What this task involves: Please read the records below and return each line holding the string "test".

- - -

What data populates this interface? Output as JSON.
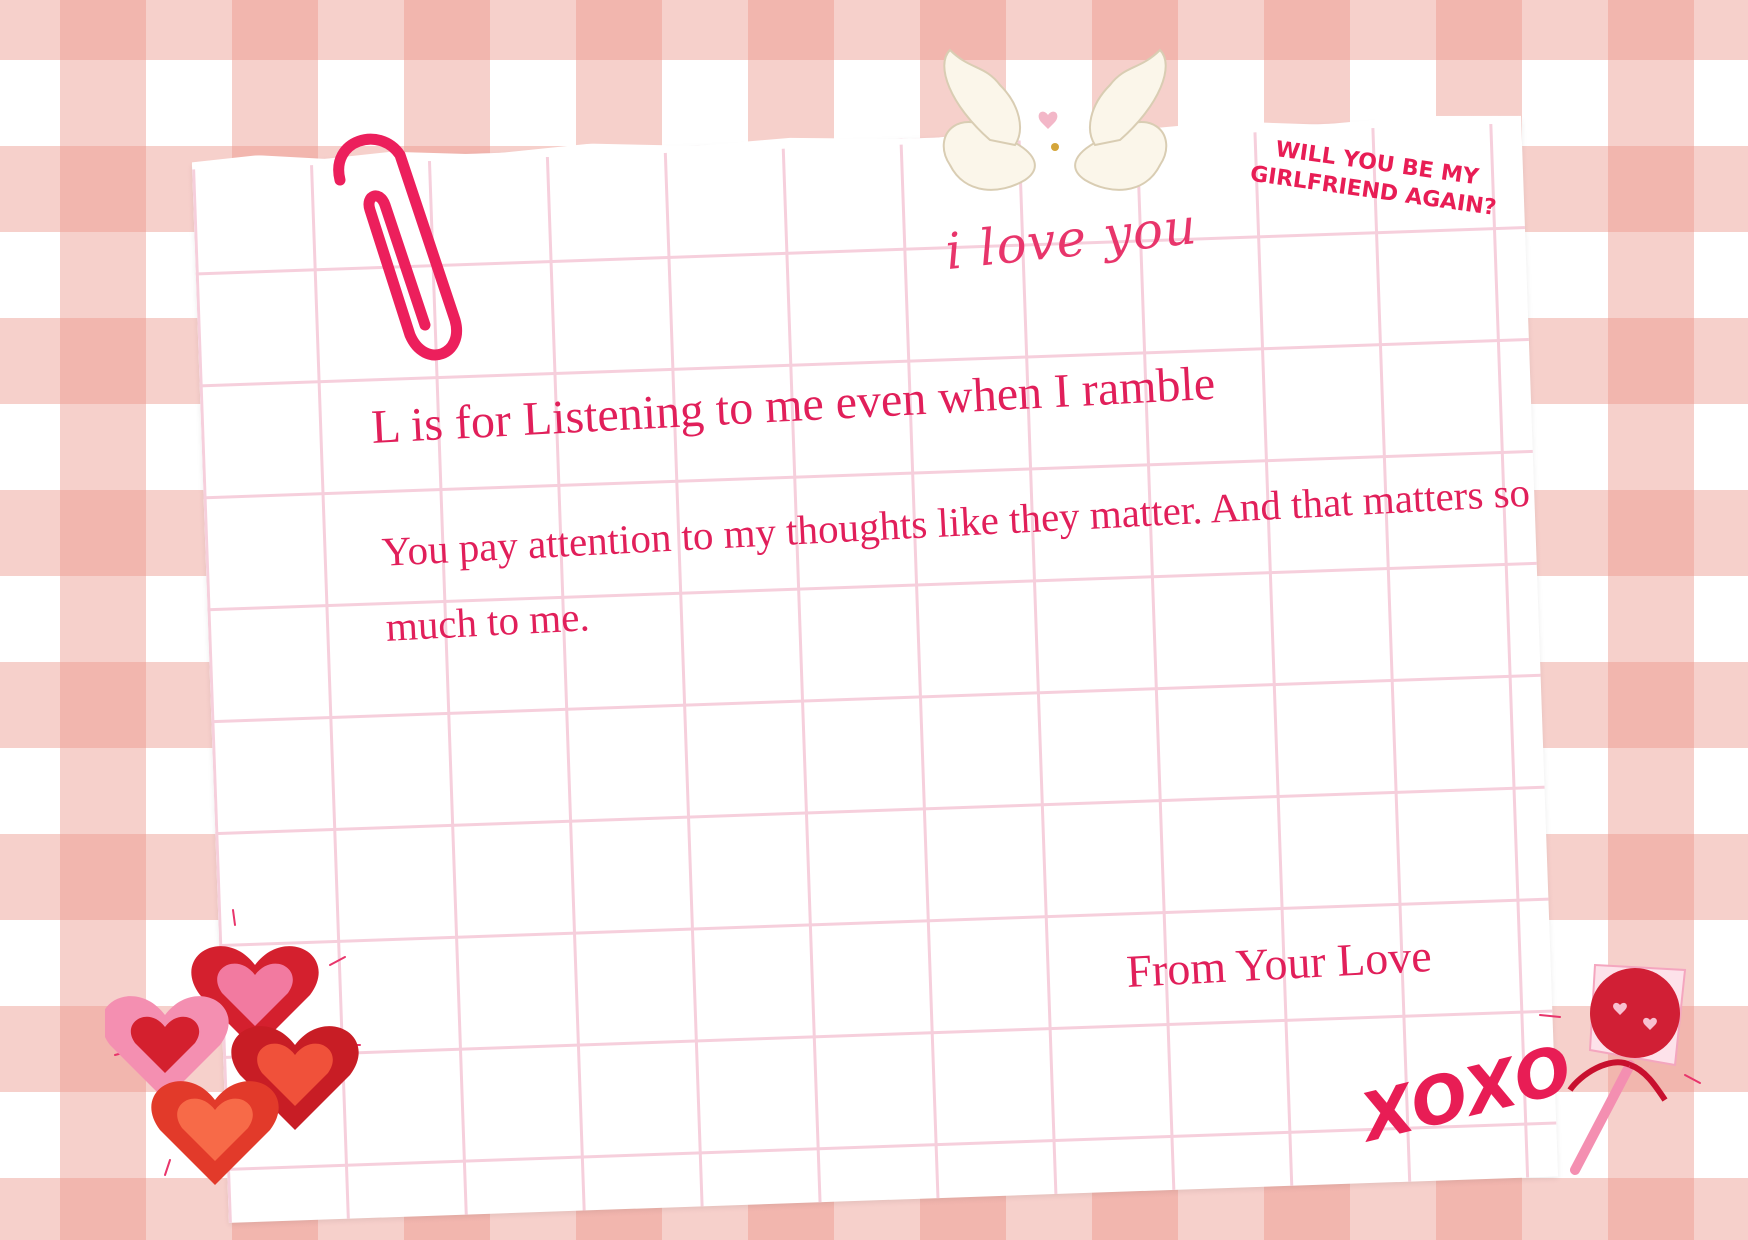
{
  "header": {
    "love_note": "i love you",
    "question": "WILL YOU BE MY GIRLFRIEND AGAIN?"
  },
  "letter": {
    "heading": "L is for Listening to me even when I ramble",
    "body": "You pay attention to my thoughts like they matter. And that matters so much to me.",
    "signoff": "From Your Love",
    "kisses": "XOXO"
  },
  "colors": {
    "accent": "#e11f5a",
    "gingham": "#ec968c",
    "grid": "#f6cfdc"
  },
  "icons": [
    "paperclip-icon",
    "doves-icon",
    "candy-hearts-icon",
    "lollipop-icon"
  ]
}
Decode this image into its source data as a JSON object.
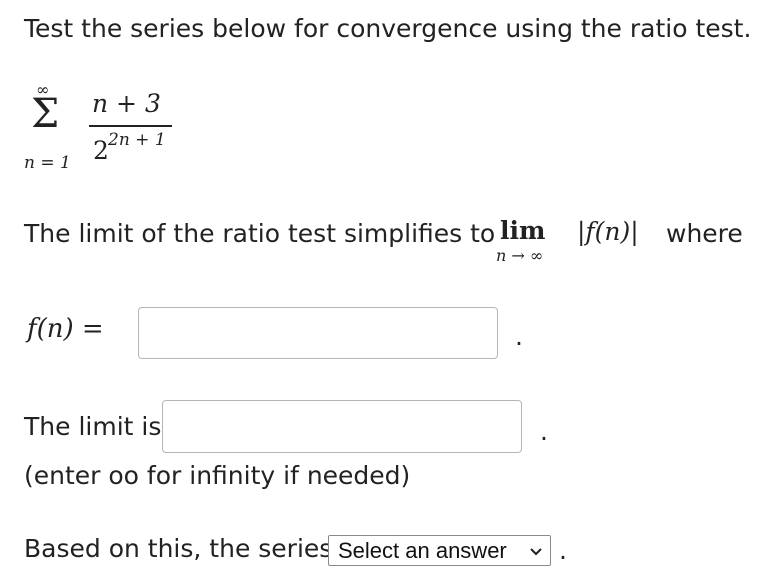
{
  "question": {
    "prompt": "Test the series below for convergence using the ratio test."
  },
  "series": {
    "sum_symbol": "Σ",
    "upper_limit": "∞",
    "lower_limit": "n = 1",
    "numerator": "n + 3",
    "denominator_base": "2",
    "denominator_exponent": "2n + 1"
  },
  "ratio_statement": {
    "text": "The limit of the ratio test simplifies to",
    "lim_label": "lim",
    "lim_subscript": "n → ∞",
    "abs_expression": "|f(n)|",
    "where_text": "where"
  },
  "f_row": {
    "label": "f(n) =",
    "input_value": "",
    "trailing": "."
  },
  "limit_row": {
    "label": "The limit is",
    "input_value": "",
    "trailing": "."
  },
  "hint": {
    "text": "(enter oo for infinity if needed)"
  },
  "conclusion_row": {
    "text": "Based on this, the series",
    "select_value": "Select an answer",
    "trailing": "."
  }
}
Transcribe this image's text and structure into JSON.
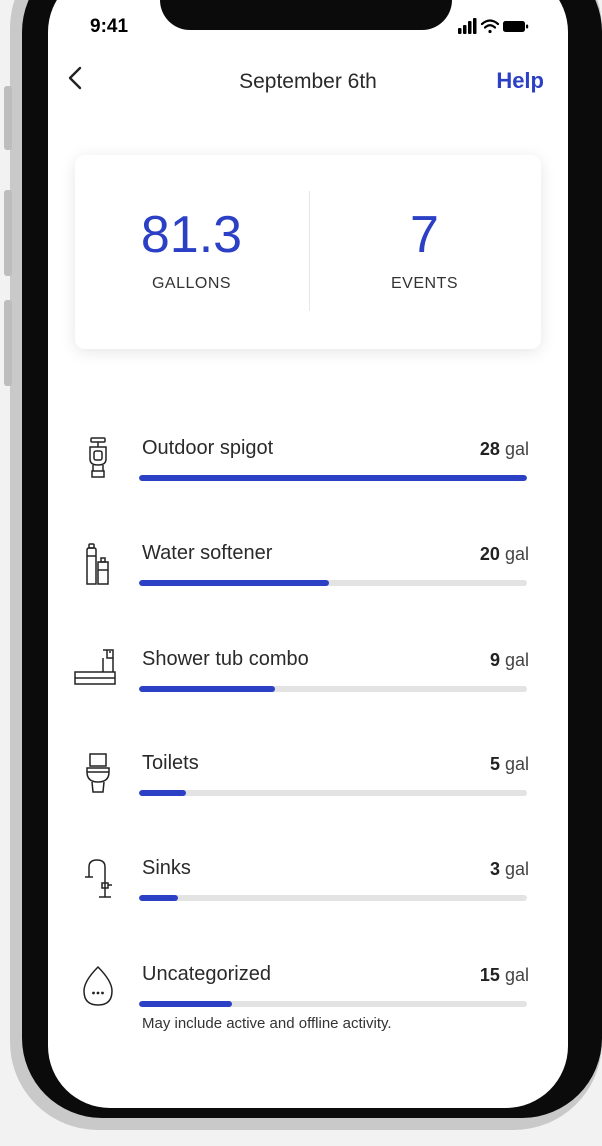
{
  "status_bar": {
    "time": "9:41"
  },
  "nav": {
    "title": "September 6th",
    "help_label": "Help"
  },
  "summary": {
    "gallons_value": "81.3",
    "gallons_label": "GALLONS",
    "events_value": "7",
    "events_label": "EVENTS"
  },
  "usage_items": [
    {
      "name": "Outdoor spigot",
      "amount": "28",
      "unit": "gal",
      "icon": "spigot-icon",
      "fill_fraction": 1.0
    },
    {
      "name": "Water softener",
      "amount": "20",
      "unit": "gal",
      "icon": "water-softener-icon",
      "fill_fraction": 0.49
    },
    {
      "name": "Shower tub combo",
      "amount": "9",
      "unit": "gal",
      "icon": "shower-tub-icon",
      "fill_fraction": 0.35
    },
    {
      "name": "Toilets",
      "amount": "5",
      "unit": "gal",
      "icon": "toilet-icon",
      "fill_fraction": 0.12
    },
    {
      "name": "Sinks",
      "amount": "3",
      "unit": "gal",
      "icon": "sink-faucet-icon",
      "fill_fraction": 0.1
    },
    {
      "name": "Uncategorized",
      "amount": "15",
      "unit": "gal",
      "icon": "water-drop-more-icon",
      "fill_fraction": 0.24,
      "note": "May include active and offline activity."
    }
  ],
  "colors": {
    "accent": "#2b40c4",
    "track": "#e3e3e3"
  }
}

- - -

Reply:
    "prompt": "Test the series below for convergence using the ratio test."
    "text": "The limit of the ratio test simplifies to",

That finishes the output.